The frightening aspects of the scene were written as visual distortions. I’m not a visual person, even have difficulty mentally visualising, so distorting vision isn’t that frightening to me. The way the human brain processes information differs among people and for a writer to effectively communicate with a wider range of readers, we should educate ourselves on those differences. While I don’t claim to be an expert on the brain, remember the writing tutors who’ve told you to be aware of all five senses. It’s a great place to start, if you want to pull more readers into your narrative.
Then Louise Doughty. The book has a great concept, and her writing is seductive, her prose makes continuing to read an imperative like continuing to read, and kept me interested in people I didn’t particularly like (both main characters).
For the first three quarters of the book, her pacing is organic, but unfortunately falls apart near the end, as though she doesn’t know how to stop writing. I skimmed passages that seemed to come from nowhere and kept thinking, where’s her editor? Why didn’t someone help her fix this? Apple Tree Yard warned me that whatever standard I've set in the beginning of the book, I have to keep it up to the bitter end.
Interestingly, Doughty lost more than her pacing in the latter part of the book. She puts a big effort into an intelligent concept, then reached out for a gimmicky ending by doing a Gotcha! For me, that type of thing breaks the contract between reader and writer, because doing an abrupt and unanticipated about-face is only for the purpose of fooling me. A writer as gifted as Doughty could’ve come up with a clever twist, and I would’ve admired that.
One last complaint about Apple Tree Yard. The narration is coloured with science, which for the most part is done well, but then enter stage left, the psychologist. Trying hard here to avoid spoilers, I’ll say that both technically and for continuity purposes, her psychology is unbelievable to anyone in the field and perhaps to readers who don’t have psych degrees and who haven’t been expert witnesses. Big red flag here to all of us – don’t skimp on your research. Have everything checked and rechecked by people in the field you’re writing about or risk blowing the illusion for a certain percentage of your readers.

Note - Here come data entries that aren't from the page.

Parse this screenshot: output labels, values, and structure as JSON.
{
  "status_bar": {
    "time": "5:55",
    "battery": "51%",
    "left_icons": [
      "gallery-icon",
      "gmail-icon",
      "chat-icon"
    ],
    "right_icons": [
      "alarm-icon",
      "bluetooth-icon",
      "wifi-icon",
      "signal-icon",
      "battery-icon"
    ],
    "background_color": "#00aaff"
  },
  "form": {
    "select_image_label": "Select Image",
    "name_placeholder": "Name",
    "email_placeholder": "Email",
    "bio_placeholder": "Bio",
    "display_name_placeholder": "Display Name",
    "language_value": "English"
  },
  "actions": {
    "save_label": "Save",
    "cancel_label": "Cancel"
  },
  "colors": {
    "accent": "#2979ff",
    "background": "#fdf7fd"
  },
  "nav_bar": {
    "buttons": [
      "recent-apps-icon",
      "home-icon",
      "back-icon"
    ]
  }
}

So then I read two not-so-well written books, The Detective’s Daughter by Lesley Thomson and Mark Billingham’s The Dying Hours. Billingham himself is a lovely guy, but not a writer I’d take notes from. The crime genre is irresistible to me, like those nights you pull out a bag of crisps and eat the whole thing, only to wonder what craziness took hold of you. That itch scratched, I won’t go back to Billingham for a long time.
But The Detective’s Daughter is billed as intelligent crime writing. Although her concept intrigues, both her writing and characterisation fall short. Again, I wondered about who edited this book, because it reads like an early draft rather than a finished product; there’s also several typos in the printed version.
Along the same vein, Thomson’s narrative, in some instances, reads like the notes taken from her research, rather than prose. I’ve done this myself, forget to dress up the research into a story, into fiction. No matter how interesting we find our own research, reporting it isn’t the purpose of the novel. You sneak it into the story, like the conniving person that a writer has to be.
The book also reads as if Thomson were beating several drums at once, and not in rhythm. As a writer who has multiple themes going in my work, I know this is a tricky thing, and not one I always do well. But no matter how strong our passion for a social injustice, it has to be distilled into art. Fiction first and foremost is to make us believe a lie. Whatever social change comes of it is secondary.
So that’s January’s fiction reading and I learned something from all five of them. If you’ve read any of these books, let’s discuss them.